Dataset rows describing interfaces:

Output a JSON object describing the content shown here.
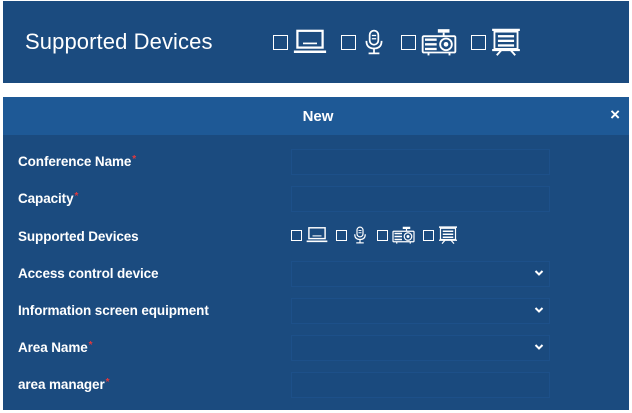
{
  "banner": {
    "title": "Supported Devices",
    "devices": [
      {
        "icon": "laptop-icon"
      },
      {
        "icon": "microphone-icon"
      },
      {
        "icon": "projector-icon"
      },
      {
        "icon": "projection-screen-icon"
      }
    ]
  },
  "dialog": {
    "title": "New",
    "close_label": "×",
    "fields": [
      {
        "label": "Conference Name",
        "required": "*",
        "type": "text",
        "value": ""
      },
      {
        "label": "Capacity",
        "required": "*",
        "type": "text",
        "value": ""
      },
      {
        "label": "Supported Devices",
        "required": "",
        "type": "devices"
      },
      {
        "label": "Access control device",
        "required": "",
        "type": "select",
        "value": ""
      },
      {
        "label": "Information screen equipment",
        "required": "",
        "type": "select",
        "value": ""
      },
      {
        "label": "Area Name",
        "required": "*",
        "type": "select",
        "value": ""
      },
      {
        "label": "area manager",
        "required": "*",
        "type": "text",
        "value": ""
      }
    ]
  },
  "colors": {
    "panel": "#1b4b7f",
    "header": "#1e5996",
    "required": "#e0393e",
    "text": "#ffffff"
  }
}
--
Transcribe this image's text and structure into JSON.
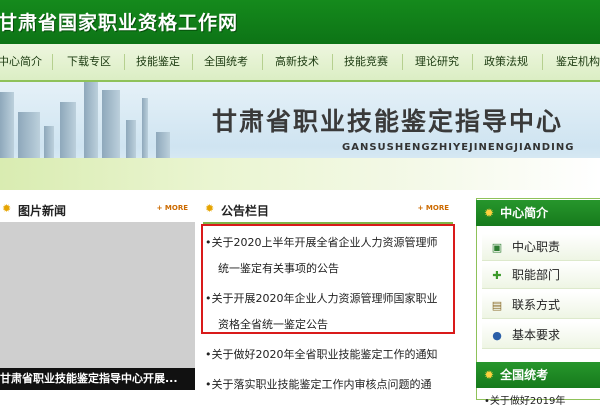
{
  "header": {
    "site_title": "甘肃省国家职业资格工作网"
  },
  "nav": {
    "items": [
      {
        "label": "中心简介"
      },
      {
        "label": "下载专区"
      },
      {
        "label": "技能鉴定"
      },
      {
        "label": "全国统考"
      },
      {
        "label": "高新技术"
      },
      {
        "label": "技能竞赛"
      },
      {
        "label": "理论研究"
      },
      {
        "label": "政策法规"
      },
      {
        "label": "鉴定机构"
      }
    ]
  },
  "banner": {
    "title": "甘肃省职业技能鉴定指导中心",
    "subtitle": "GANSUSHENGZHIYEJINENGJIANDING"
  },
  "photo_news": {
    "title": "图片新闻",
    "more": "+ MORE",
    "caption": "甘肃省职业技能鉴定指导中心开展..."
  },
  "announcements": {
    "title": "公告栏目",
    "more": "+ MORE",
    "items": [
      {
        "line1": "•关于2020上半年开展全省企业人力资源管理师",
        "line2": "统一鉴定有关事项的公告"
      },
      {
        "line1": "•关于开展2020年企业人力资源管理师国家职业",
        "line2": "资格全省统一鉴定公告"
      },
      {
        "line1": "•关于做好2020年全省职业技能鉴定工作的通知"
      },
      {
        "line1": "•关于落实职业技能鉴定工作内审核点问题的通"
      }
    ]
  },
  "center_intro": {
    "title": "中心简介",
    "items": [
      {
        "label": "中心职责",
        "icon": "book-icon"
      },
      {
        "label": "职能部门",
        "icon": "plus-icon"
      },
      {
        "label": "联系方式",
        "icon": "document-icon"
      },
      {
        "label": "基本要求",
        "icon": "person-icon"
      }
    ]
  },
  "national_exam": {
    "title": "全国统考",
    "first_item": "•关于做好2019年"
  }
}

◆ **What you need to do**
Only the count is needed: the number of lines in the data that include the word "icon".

◆ **Result for this exercise**
8